“Now two years into its ‘recovery’ process, the U.S. has done well to reach the point that it supposedly has but those that have long felt some of this to be built on sand are yet to be proved fully wrong.”

Figures showed new orders received by U.S. factories declined in April and chain-store sales in May were lacklustre. Initial claims for U.S. state unemployment benefits slipped by 6,000 to a seasonally adjusted 422,000, less than economists’ expectations for a fall to 415,000.

Energy shares tracked weaker crude oil. The STOXX Europe 600 oil and gas index fell 2 percent in high volumes.



The numbers followed Wednesday’s data, which showed the U.S. national factory activity index in May was lower than expected. Private-sector job growth fell to its lowest in eight months, prompting Goldman Sachs and other banks to cut their estimates for Friday’s widely watched nonfarm jobs data.

“It’s an incredibly difficult environment. We are seeing volatile economic numbers coming through and you really need to see the next set of figures to confirm if there is a trend,” said the head of investment dealing at a fund company that manages about $80 billion.

“We are going to go lower before moving higher. A lot of the markets are breaking support levels.”

The FTSEurofirst 300 index closed below its 50-day and 200-day moving averages. Technical analysts said there was a risk the market could fall about 5 percent, from where a sustainable rally could emerge.

Graham Bishop, equity strategist at RBS, said: “Our six-month view is still bullish on the basis that valuations are still ok and you have got earnings momentum.”

“You are slowly seeing a rotation into defensives. The one sector that has been winning so far is pharma. On the flip side, you have got the mining sector which is being sold off and that may start to spread to other cyclicals like industrials.”

Lingering concerns about euro zone debt also weighed on the market. Moody’s on Wednesday downgraded Greece by three notches deep into junk territory, citing a growing risk that Athens would have to restructure its debt.

“Whether or not a further restructuring plan is agreed, Greece will at some point have little option but to default.

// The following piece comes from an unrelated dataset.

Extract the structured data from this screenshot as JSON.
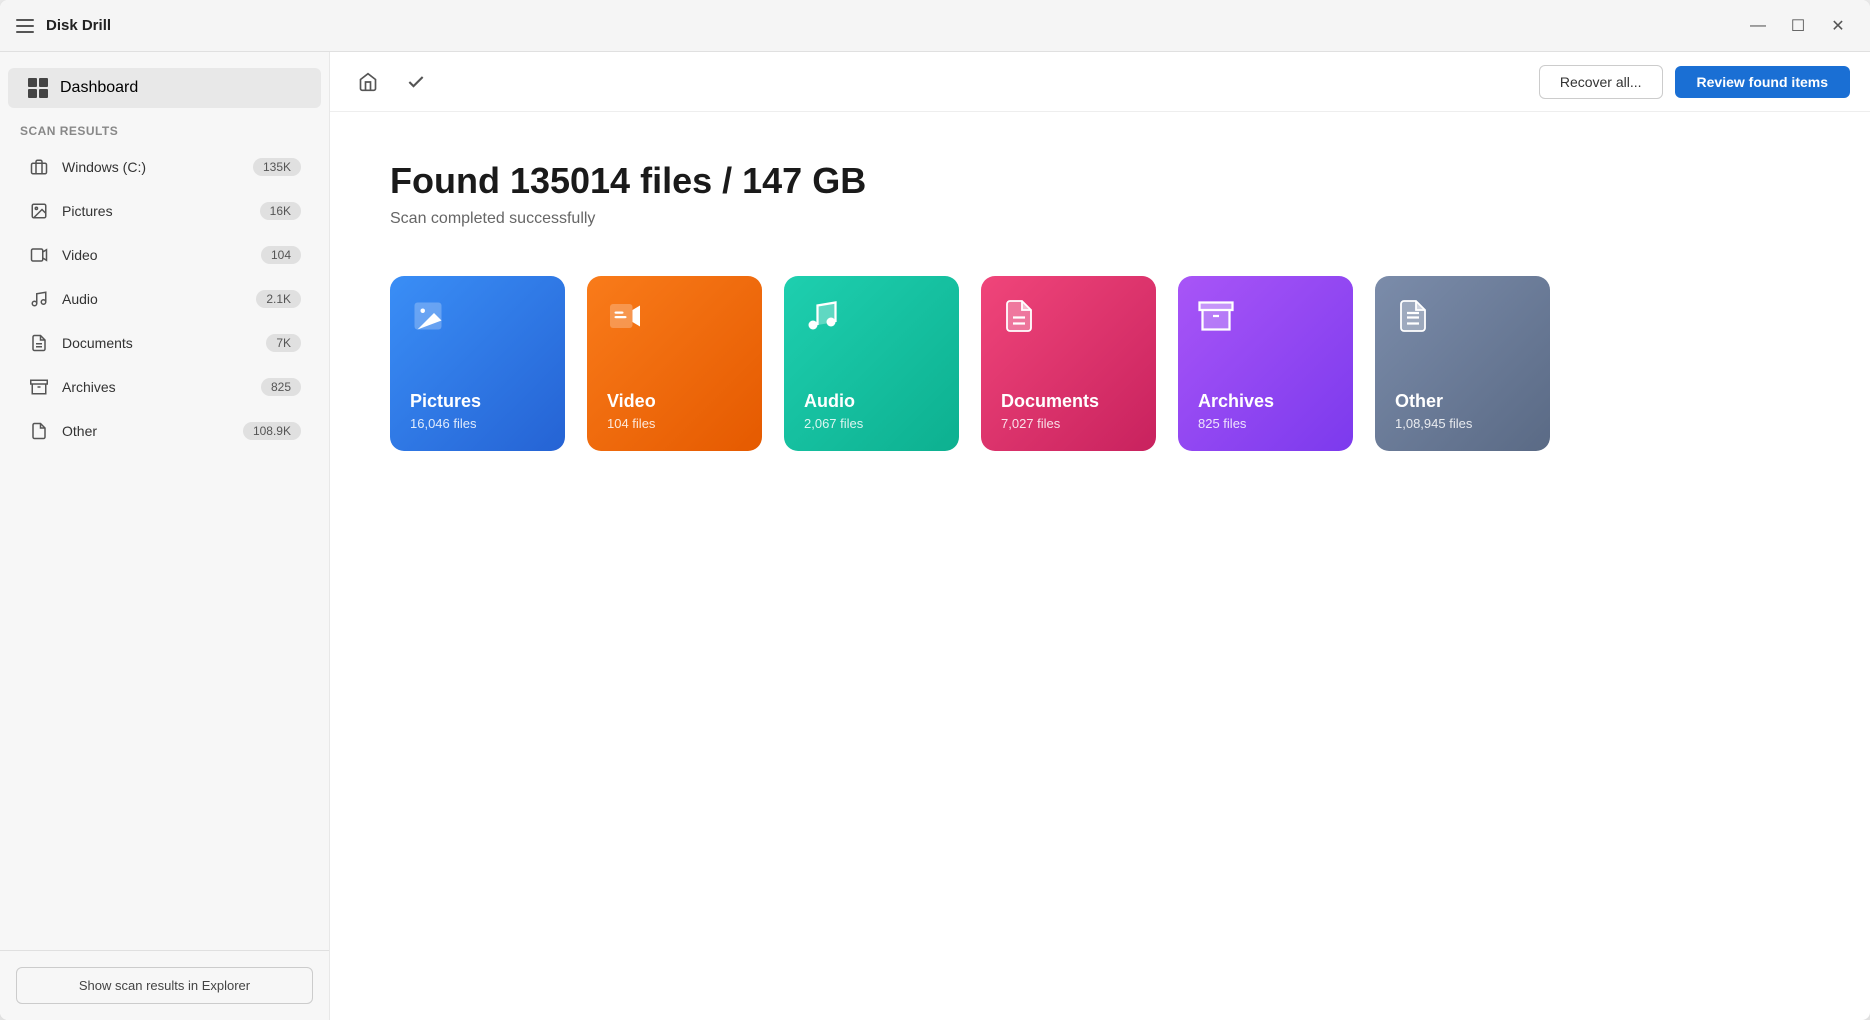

Of course it does matter, not least because it further destroys what little market confidence exists,” Wheeldon said.

The STOXX Europe 600 banking index fell 1.2 percent, while Greek banking shares dropped 0.3 percent.